Course Outline


Negotiation and Mediation

  • Process, Skills and Techniques: Defining Negotiation and Mediation
  • Mediation Emphasis: mediator role and styles; determining the mediation process, including opening statements by the mediator and parties
  • Finding resolution in mediation (uncovering interests and breaking deadlock): closure and follow-up
  • The Role of Advocate and Litigant: how to prepare for mediation; how to devise a settlement strategy; how to advocate for yourself and your client; how to deal with your client during mediation


International Arbitration (Advanced)

  • The Arbitration Agreement: characteristics, validity, scope, applicable law, transfer, termination
  • The Arbitrators: appointment, qualification, arbitrator ethics and challenges
  • The Arbitration Proceedings: seat of the arbitration, commencing and managing proceedings, terms of reference, evidence, interim relief, hearings and awards; choosing arbitration rules
  • Law Governing the Merits of the Dispute: choice of law, international public policy and mandatory rules of law
  • Court Measures: interim measures, appointment of arbitrators, judicial assistance, judicial review • Enforcement of Arbitral Awards
  • Issues of Particular Interest: damages and remedies; arbitration involving states or government agencies; investment disputes
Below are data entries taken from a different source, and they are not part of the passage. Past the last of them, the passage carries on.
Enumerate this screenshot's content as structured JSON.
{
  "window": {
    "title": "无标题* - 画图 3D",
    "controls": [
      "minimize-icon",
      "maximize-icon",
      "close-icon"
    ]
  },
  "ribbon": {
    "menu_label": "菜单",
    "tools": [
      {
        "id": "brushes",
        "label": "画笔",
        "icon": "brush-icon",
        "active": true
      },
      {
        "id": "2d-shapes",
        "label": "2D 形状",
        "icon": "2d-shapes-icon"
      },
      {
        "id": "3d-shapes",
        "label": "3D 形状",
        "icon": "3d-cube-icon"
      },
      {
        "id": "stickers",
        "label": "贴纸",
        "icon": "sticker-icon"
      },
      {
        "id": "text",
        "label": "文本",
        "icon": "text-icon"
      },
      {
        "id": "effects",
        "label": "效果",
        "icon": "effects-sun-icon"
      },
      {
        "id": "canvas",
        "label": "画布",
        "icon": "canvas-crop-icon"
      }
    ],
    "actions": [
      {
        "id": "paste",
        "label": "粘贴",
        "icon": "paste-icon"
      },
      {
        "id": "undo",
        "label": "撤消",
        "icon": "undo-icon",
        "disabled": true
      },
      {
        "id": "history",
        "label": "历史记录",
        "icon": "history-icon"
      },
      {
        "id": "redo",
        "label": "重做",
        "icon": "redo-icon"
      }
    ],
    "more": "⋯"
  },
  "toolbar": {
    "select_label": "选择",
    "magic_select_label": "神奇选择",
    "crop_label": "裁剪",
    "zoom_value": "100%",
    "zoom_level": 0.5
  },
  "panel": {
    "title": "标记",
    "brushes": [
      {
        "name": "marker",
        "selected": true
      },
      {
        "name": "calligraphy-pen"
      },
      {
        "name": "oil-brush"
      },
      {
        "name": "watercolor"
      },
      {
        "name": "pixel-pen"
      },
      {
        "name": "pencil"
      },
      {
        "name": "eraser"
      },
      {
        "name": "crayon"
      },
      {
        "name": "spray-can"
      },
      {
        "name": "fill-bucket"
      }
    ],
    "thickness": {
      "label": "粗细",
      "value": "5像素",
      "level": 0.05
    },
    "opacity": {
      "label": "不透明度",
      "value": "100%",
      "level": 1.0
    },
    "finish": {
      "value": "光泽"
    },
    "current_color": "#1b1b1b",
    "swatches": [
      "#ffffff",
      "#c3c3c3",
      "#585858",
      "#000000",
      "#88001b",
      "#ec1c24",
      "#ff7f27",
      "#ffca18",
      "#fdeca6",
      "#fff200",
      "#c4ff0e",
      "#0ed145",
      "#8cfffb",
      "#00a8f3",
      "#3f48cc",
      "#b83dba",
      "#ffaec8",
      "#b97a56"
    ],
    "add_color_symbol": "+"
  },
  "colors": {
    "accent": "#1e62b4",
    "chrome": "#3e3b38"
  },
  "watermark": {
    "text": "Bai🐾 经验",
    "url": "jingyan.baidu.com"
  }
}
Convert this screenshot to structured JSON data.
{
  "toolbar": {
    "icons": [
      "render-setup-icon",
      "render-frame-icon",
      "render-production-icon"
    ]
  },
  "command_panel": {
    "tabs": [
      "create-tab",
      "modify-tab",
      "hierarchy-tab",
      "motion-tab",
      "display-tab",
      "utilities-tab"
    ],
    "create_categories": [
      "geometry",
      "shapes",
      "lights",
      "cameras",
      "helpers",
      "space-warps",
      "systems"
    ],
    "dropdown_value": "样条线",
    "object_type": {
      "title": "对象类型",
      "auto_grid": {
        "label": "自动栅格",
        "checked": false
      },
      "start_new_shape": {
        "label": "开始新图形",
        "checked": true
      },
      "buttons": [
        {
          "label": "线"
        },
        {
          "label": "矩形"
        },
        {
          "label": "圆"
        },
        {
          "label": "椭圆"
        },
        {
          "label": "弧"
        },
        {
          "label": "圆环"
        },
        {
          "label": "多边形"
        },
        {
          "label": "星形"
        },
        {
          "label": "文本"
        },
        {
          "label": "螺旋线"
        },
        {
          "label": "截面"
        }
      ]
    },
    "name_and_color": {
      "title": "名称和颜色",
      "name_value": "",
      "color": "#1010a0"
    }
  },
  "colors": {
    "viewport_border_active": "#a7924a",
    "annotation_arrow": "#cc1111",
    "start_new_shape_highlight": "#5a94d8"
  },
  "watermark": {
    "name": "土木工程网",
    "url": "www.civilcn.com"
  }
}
Anne Marie Whitesell is a Professor and Faculty Director of the Program on International Arbitration and Dispute Resolution at Georgetown University Law Center and Director of the ILI Center on Alternative Dispute Resolution. Ms. Whitesell was Secretary General of the ICC International Court of Arbitration from 2001 to 2007, where she supervised approximately 1,100 international arbitration cases each year involving parties from over 120 countries. She has practiced with law firms in both the United States and in France and was a lecturer at the Université de Paris I, Panthéon-Sorbonne and the Institut de Droit Comparé (Université de Paris II). She is admitted to the New York State Bar, the Bar of the District of Columbia, and to the US District Courts for the Southern and Eastern Districts of New York.